» **Instructions for the task**
For the listing below, give the count of lines containing the string "user" and nothing else.

» **Exercise input**
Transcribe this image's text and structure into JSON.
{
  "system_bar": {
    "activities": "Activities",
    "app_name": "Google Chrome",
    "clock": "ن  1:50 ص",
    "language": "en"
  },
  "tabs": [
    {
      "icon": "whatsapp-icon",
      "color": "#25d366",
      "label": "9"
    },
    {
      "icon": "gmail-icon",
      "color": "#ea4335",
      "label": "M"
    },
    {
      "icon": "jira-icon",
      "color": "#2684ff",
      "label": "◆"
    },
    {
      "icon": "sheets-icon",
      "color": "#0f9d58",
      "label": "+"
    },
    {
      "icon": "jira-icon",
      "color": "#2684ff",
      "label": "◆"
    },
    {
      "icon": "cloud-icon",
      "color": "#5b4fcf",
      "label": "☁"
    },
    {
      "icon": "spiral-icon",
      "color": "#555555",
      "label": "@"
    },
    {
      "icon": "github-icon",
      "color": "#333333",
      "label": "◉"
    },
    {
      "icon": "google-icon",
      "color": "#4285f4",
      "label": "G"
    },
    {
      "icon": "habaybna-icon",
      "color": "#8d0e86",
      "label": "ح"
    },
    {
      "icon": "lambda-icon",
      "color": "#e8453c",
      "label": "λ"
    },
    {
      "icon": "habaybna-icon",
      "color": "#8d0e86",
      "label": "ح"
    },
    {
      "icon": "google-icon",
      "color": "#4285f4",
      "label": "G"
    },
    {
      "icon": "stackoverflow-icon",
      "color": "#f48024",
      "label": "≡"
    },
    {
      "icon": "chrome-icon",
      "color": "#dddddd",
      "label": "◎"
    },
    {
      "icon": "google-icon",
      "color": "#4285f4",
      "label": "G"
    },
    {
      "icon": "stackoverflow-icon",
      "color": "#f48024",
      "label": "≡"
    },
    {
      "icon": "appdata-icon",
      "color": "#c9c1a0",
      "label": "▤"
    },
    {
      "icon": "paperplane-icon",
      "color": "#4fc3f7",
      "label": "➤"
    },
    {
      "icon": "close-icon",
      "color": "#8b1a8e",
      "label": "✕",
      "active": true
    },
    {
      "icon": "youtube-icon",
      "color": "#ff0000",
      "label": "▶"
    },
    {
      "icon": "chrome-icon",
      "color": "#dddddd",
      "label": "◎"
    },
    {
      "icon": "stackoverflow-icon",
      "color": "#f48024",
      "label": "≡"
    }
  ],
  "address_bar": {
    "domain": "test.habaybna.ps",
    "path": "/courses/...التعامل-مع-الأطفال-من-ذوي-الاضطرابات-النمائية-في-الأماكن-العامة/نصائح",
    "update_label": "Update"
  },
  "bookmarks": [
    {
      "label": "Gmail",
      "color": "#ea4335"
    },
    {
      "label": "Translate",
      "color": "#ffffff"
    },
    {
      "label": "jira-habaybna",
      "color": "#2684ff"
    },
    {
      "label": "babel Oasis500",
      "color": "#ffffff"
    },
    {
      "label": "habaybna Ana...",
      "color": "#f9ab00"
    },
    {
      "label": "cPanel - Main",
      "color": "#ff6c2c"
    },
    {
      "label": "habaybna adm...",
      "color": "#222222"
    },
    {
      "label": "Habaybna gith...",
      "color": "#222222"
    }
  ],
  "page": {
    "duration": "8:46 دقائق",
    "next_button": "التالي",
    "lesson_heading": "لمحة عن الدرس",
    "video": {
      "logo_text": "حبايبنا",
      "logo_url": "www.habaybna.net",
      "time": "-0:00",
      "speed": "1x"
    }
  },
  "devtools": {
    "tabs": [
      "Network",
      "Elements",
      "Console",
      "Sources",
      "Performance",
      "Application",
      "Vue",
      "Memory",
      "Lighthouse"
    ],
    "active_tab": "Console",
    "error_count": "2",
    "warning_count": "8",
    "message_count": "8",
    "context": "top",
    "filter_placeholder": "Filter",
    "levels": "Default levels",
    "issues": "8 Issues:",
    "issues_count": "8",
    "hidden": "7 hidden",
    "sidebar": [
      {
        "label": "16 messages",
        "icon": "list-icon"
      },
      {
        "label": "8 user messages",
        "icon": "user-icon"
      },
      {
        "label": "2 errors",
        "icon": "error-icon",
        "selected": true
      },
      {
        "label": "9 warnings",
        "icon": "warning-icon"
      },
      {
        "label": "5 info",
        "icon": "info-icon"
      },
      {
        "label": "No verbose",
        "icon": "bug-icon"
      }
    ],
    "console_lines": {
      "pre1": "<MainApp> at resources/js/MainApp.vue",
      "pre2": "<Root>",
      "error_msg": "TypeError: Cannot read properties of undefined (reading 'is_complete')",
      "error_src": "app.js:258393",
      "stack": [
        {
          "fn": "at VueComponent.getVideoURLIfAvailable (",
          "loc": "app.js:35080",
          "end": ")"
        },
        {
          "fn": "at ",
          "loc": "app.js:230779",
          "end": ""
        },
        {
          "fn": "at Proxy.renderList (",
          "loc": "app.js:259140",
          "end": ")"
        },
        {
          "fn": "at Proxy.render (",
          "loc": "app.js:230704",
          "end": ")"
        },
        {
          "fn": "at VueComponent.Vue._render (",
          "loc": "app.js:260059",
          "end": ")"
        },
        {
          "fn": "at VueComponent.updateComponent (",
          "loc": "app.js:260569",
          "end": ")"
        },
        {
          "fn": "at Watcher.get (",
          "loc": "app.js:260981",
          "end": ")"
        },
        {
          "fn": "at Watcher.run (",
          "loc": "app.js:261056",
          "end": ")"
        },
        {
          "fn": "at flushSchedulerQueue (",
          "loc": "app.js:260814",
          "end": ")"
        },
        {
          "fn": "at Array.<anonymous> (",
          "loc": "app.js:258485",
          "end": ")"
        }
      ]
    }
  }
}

» **Exercise solution**
2